and employees from Astoria to Ash-
land, and Portland to Pendleton.
Along with the governor’s trans-
portation commitments, several compa-
nies that he recruited to Oregon — in-
cluding Genentech and Google, as well
as a $500 million commitment to build
and improve Oregon’s higher education
buildings — are putting Oregon to
Three years ago, unemployment in
the building crafts varied from 15 to 35
percent. Now, every craft is at full em-
ployment and starting new apprentices
The governor has announced that if
re-elected, he will work to pass Con-
nectOregon II: another $100 million of
lottery funds toward rail, aviation, tran-
sit and marine projects. He is also pro-
posing another investment in our higher
ed buildings.

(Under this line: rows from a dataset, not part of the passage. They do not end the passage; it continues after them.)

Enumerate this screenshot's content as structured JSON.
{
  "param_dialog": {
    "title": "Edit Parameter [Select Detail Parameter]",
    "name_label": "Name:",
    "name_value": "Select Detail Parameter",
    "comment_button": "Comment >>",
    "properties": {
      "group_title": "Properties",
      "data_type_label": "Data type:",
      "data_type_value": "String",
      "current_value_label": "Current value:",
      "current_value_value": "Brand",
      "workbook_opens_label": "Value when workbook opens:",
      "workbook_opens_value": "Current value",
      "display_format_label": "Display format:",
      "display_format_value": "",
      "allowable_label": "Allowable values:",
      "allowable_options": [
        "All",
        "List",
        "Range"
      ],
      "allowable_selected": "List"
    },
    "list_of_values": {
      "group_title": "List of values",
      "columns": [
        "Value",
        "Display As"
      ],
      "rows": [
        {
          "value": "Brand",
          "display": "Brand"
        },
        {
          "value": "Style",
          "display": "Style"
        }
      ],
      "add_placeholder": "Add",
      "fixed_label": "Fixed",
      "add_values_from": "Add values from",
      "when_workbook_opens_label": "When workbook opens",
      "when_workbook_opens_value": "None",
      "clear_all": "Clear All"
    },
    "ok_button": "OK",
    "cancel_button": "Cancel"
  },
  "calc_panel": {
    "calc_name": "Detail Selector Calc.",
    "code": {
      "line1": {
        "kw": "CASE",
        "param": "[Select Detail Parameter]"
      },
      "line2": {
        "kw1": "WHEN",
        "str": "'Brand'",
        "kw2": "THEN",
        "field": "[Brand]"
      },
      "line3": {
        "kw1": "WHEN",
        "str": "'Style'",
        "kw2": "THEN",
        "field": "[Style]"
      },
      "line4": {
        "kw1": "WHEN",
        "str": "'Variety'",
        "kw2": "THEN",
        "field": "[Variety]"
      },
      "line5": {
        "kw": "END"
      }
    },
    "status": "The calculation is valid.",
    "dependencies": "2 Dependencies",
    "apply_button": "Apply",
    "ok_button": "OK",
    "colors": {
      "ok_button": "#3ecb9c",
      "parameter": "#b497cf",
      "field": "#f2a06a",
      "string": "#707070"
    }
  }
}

To be sure, in an age when
American workers are losing their jobs
to bad trade deals, Oregon’s investment
in our infrastructure is a wise one that
will pay off both in the long run for our
improved economy and education —
and in the week-to-week sustenance of
Oregon’s hardworking families.
(Editor’s Note: John Mohlis is exec-
utive secretary-treasurer of the Colum-
bia-Pacific Building Trades Council,
headquartered in Portland.)
Steve Stuart Is Standing
Strong on the Issues!
Steve Stuart with Cager Claybaugh, ILWU Local 4.
Steve Delivers: • Energy • Ideas
• Results for Labor!
Steve has stood up for working people in
Clark County, and now they’re standing up
for him with endorsements:
• Laborer Local 335
• International Longshore & Warehouse Union Local 4
• SW WA Electrician's PAC #48
• Clark County Central Labor Council
See the website at www.stuartforclarkcounty.com
Paid for by Committee to Re-Elect Steve Stuart (D), 1010 Washington Street, Suite 240, Vancouver, WA 98660
Re-elect Steve because we love it here!
NORTHWEST LABOR PRESS